## [What you have to do]
Could you please write out each line of the records exactly, minus the pictures?

## [Task input]
┌────────
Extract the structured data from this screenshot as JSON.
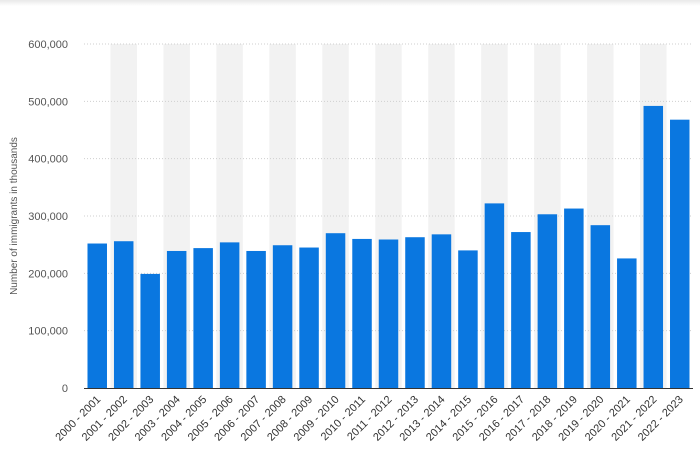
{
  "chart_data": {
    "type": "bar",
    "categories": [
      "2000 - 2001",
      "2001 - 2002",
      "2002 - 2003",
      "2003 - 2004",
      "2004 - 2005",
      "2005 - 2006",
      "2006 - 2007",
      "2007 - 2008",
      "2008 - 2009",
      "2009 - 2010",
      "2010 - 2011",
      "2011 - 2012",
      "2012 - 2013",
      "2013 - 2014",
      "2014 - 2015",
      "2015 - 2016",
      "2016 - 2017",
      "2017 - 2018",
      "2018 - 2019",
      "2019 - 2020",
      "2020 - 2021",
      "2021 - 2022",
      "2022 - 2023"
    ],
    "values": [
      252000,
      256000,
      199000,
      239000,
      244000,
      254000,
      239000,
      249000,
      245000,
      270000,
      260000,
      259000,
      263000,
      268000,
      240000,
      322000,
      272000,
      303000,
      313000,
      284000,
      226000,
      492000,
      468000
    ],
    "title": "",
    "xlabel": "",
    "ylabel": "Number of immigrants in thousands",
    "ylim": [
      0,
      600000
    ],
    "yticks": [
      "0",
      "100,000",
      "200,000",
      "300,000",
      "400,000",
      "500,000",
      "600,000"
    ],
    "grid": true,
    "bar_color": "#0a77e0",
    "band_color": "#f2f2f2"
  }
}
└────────
## [Answer space]
Extract the structured data from this screenshot as JSON.
{
  "chart_data": {
    "type": "bar",
    "categories": [
      "2000 - 2001",
      "2001 - 2002",
      "2002 - 2003",
      "2003 - 2004",
      "2004 - 2005",
      "2005 - 2006",
      "2006 - 2007",
      "2007 - 2008",
      "2008 - 2009",
      "2009 - 2010",
      "2010 - 2011",
      "2011 - 2012",
      "2012 - 2013",
      "2013 - 2014",
      "2014 - 2015",
      "2015 - 2016",
      "2016 - 2017",
      "2017 - 2018",
      "2018 - 2019",
      "2019 - 2020",
      "2020 - 2021",
      "2021 - 2022",
      "2022 - 2023"
    ],
    "values": [
      252000,
      256000,
      199000,
      239000,
      244000,
      254000,
      239000,
      249000,
      245000,
      270000,
      260000,
      259000,
      263000,
      268000,
      240000,
      322000,
      272000,
      303000,
      313000,
      284000,
      226000,
      492000,
      468000
    ],
    "title": "",
    "xlabel": "",
    "ylabel": "Number of immigrants in thousands",
    "ylim": [
      0,
      600000
    ],
    "yticks": [
      "0",
      "100,000",
      "200,000",
      "300,000",
      "400,000",
      "500,000",
      "600,000"
    ],
    "grid": true,
    "bar_color": "#0a77e0",
    "band_color": "#f2f2f2"
  }
}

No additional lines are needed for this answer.